After all, Caracas is home to Citgo’s parent company, Petroleos De Venezuela, S.A. (“PDVSA”), Venezuela’s state-owned oil company and at the time, Zambrano was VP and Operations Manager at Citgo’s Corpus Christi refinery.
But, the meeting was a trap – Zambrano and five other Citgo executives from other Citgo properties in the U.S. were arrested and charged with corruption, embezzlement and treason .
Almost 450 days later, the men – five who are U.S. citizens, including Zambrano, — remain jailed somewhere in a Caracas suburb, suffering through inhumane conditions without benefit of even a preliminary hearing.
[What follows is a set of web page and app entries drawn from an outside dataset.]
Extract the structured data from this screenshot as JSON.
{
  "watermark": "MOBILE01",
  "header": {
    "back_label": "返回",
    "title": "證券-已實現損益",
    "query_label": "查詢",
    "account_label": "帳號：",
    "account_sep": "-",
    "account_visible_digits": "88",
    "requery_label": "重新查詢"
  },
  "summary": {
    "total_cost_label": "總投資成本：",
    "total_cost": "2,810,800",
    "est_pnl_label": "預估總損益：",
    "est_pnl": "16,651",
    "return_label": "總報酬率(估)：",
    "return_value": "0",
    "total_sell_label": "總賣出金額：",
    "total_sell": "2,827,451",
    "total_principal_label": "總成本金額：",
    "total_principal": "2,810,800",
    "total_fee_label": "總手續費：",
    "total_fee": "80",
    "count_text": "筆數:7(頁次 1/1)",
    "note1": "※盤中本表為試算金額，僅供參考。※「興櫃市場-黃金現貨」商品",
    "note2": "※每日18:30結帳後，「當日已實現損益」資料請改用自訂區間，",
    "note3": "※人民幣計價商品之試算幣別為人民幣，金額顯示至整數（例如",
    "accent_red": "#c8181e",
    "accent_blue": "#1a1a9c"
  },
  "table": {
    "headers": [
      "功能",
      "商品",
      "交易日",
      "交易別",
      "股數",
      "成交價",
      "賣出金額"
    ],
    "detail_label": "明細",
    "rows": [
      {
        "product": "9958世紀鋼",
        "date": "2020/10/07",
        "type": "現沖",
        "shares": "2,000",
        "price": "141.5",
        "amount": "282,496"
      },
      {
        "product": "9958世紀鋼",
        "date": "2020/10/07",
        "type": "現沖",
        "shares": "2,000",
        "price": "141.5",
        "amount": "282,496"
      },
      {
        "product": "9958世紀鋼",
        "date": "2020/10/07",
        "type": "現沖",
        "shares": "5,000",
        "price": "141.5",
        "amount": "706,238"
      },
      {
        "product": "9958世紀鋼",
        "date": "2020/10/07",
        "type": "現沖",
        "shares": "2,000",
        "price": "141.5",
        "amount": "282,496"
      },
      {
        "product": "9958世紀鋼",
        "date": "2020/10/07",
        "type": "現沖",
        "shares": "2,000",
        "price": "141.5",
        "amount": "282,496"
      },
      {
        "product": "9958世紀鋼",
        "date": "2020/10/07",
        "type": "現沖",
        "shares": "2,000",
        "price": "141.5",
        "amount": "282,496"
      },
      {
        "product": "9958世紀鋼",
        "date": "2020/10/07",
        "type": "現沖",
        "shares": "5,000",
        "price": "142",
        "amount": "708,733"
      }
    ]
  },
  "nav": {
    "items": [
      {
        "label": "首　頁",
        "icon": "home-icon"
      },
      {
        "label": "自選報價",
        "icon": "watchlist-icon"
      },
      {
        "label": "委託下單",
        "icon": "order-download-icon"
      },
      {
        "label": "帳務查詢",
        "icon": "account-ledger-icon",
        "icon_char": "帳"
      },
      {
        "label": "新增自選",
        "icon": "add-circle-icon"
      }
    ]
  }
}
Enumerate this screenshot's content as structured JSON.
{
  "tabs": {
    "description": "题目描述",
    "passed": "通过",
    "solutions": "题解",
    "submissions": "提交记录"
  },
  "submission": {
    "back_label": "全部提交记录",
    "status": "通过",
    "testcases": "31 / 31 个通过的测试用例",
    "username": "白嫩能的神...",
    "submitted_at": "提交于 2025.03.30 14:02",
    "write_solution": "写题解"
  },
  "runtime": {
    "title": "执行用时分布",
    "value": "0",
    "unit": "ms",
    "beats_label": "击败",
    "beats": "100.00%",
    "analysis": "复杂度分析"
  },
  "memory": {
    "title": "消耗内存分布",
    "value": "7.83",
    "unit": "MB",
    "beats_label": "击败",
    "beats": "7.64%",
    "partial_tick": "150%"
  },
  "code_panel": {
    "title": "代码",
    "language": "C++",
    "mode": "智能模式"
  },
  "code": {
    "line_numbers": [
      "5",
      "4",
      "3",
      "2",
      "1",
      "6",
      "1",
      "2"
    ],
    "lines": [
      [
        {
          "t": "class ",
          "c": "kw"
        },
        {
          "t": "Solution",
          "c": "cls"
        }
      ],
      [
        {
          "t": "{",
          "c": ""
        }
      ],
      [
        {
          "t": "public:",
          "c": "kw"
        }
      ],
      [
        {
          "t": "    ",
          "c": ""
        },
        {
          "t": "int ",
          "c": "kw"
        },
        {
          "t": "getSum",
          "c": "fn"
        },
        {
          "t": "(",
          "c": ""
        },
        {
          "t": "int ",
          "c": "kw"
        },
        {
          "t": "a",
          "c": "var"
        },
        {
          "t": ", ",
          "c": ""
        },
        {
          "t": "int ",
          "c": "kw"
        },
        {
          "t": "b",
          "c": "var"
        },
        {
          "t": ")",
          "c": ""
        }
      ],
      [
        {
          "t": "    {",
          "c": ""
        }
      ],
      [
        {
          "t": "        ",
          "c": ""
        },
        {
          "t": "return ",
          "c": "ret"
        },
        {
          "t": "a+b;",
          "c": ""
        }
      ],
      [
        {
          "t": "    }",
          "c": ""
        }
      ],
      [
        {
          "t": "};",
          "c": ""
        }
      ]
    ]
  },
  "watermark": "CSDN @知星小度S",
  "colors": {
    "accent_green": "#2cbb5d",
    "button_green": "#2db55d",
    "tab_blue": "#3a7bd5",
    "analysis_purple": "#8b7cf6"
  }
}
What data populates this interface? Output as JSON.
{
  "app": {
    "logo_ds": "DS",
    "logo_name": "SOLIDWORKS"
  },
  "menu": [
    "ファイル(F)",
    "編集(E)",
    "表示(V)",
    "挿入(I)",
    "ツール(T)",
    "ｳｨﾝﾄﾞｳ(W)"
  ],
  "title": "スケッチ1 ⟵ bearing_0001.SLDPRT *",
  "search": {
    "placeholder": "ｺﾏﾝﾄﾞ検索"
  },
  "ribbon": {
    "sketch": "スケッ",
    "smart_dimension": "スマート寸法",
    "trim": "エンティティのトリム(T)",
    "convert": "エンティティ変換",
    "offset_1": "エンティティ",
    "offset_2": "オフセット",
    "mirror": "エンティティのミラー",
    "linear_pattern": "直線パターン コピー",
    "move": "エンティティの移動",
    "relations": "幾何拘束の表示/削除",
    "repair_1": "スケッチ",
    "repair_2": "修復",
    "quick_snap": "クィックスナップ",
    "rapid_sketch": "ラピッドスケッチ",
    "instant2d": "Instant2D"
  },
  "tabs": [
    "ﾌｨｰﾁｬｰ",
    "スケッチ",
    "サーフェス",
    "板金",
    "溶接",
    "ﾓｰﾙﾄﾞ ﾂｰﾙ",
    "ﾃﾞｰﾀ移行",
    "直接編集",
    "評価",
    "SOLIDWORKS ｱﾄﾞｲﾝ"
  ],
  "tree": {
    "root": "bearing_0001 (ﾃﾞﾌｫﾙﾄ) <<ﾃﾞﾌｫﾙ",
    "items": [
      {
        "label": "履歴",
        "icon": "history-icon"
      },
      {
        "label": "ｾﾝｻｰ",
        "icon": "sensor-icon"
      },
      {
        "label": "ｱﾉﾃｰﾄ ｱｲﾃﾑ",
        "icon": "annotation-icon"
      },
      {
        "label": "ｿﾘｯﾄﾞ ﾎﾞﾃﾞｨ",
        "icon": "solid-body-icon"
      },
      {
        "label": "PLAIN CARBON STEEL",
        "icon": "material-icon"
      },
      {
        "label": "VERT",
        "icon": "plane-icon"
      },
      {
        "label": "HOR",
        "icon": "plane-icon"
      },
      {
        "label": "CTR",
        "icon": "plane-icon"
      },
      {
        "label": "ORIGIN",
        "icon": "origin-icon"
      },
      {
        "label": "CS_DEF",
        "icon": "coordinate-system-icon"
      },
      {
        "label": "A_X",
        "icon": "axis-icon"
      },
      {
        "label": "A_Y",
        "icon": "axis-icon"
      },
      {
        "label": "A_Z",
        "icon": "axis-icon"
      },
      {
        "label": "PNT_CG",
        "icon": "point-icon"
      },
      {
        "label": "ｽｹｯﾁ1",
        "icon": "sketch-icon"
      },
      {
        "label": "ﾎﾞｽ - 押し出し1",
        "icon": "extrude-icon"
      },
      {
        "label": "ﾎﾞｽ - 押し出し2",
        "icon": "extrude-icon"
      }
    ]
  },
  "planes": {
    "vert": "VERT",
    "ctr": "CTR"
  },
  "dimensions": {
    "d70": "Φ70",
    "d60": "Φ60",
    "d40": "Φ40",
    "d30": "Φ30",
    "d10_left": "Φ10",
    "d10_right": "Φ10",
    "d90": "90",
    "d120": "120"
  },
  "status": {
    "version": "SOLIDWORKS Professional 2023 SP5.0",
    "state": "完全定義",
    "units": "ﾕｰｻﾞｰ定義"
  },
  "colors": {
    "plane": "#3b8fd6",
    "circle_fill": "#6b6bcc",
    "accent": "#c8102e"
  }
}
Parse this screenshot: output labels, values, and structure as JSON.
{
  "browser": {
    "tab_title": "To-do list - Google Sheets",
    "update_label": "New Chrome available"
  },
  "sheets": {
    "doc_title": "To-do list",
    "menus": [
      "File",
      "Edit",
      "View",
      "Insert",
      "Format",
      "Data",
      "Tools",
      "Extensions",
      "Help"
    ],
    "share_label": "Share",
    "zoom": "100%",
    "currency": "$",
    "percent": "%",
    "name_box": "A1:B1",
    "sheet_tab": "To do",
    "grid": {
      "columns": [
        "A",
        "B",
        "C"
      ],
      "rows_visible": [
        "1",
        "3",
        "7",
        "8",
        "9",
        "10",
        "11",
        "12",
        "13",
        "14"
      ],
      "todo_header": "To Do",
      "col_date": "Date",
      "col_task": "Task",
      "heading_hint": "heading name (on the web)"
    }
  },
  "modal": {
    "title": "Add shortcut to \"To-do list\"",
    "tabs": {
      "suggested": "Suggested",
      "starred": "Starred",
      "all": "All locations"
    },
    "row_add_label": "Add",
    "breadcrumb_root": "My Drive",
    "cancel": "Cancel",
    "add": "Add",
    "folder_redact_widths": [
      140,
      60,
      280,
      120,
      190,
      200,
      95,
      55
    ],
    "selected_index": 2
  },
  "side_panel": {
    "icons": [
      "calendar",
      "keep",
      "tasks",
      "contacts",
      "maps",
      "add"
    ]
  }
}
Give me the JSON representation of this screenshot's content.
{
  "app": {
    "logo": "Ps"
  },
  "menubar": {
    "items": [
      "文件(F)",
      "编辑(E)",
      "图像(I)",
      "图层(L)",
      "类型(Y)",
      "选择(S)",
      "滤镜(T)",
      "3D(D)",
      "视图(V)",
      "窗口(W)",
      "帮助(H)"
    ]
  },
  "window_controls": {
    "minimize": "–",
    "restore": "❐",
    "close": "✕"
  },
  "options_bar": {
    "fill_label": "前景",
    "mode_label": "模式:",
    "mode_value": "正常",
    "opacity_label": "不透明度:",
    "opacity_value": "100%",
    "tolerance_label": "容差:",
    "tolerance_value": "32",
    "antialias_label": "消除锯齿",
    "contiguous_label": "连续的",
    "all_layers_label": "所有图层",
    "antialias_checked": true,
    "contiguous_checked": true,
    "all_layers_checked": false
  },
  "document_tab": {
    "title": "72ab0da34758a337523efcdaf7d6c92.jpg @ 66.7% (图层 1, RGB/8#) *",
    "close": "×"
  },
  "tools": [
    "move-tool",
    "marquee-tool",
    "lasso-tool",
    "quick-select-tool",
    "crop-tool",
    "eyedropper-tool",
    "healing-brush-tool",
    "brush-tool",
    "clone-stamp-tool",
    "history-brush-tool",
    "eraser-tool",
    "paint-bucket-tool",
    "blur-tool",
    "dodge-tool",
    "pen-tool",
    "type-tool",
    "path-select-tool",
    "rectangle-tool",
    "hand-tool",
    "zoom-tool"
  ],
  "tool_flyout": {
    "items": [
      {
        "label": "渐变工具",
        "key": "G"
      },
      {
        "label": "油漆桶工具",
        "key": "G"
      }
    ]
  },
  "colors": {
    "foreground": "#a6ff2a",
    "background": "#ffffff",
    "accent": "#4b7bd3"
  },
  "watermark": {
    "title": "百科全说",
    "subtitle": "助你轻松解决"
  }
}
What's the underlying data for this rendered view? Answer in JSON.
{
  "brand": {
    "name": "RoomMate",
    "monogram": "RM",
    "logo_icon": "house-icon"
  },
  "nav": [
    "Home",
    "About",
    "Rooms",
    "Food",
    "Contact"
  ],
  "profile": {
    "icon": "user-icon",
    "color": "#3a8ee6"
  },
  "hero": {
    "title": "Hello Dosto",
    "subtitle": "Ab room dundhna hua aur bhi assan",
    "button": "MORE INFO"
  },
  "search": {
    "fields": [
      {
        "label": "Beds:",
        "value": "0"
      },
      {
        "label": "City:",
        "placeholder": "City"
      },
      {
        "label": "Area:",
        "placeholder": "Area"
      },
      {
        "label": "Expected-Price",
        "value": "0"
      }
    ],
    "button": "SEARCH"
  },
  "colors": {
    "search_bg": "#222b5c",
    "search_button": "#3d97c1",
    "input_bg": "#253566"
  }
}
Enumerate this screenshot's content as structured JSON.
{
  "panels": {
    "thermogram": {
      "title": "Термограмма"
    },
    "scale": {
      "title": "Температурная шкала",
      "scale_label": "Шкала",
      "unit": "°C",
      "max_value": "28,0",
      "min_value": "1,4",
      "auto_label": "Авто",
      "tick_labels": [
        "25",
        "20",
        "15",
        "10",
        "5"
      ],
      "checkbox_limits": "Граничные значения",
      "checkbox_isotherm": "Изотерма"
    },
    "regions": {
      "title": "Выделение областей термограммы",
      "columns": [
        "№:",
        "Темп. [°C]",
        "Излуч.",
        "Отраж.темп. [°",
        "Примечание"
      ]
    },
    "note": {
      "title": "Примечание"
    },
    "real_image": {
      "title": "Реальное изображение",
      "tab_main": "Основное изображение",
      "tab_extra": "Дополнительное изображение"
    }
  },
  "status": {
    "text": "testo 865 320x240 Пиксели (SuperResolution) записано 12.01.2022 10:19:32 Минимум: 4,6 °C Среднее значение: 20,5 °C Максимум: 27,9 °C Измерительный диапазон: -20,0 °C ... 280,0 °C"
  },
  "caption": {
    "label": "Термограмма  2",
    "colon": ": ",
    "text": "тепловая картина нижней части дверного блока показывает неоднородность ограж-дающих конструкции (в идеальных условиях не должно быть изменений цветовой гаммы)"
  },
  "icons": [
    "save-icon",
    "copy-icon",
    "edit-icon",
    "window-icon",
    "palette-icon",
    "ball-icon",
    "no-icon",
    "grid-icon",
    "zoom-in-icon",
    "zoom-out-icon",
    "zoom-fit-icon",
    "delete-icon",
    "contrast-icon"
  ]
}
“It didn’t make sense, and, honestly, it’s been a blur ever since and it’s been a blur for all the six families,” says Zambrano’s oldest daughter, Alexandra Forseth, herself a chemical engineer in Houston.
Corpus Christi defense attorney Chris Gale says, based on what he is seeing and reading about the situation, the men’s legal rights are being trampled.
“I’m sort of appalled that any system, and/or attorneys, would allow that to continue.”
In an exclusive interview with 6 Investigates that aired on Sunday night (Report attached, below) Forseth, speaking on behalf of father, her two sisters and their mother (who also is a Citgo employee) says it’s time for the men to come home.
She says visitors return to the U.S. reporting the men are malnourished, face long periods of almost total isolation from others and go days – if not weeks – without seeing the sun.
“It has been 14 fourteen months … and it’s enough,” she says. She says her father’s 6-foot frame is down to about 135 pounds but can only estimate it, as so few outsiders are allowed in to see the men.
According to reports, the other men jailed with Zambrano are:
His brother, Jose Luis Zambrano.
Jose Angel Pereira
To pass the time, they make trinkets and other mementos to place in the palms of those who get in to see them, hoping to get them into their families’ hands. Forseth carries a small bracelet made by her Dad from plastic refuse, bearing his nickname for her: “Zandy.”
She says the men reportedly do a lot of praying, using rosaries made from trash bags, and, they work diligently to stay as healthy – and clean – as possible.
Back in the states, their families have created a Twitter feed to provide regular updates and are beginning to speak out, as word of Venezuela’s political unrest, spreads.
They say the men are being used as scapegoats by a corrupt regime headed by President Nicolas Maduro.
“This ‘investigation’ was started in Venezuela on Monday Nov. 20, 2017, and closed the same day. Their arrest warrants were issued Nov. 21,” Forseth tells 6 Investigates. “The men … have seen absolutely nothing that indicates any shred of evidence against them.”
Gale says the men are being less like criminal defendants than political prisoners.
“How do you defend yourself when you don’t know what you’re charged with … I’ve never heard of an investigation occurring in one day and arrest warrants being issued. That tells me, there’s something besides actual facts and it’s just some sort of political endeavor.”
6 Investigates has made repeated requests to Citgo for information or interviews to discuss what the company is doing to lobby for the men’s release and what they’re doing to assist the families. They’ve ignored each one.
Forseth tells us they’re struggling to keep up as legal bills from their Venezuelan lawyers mount. Meanwhile, Citgo suspended their pay, last May.
“(Just an) undated letter in the mail with no explanation – (it) just says ‘your pay will be suspended’.”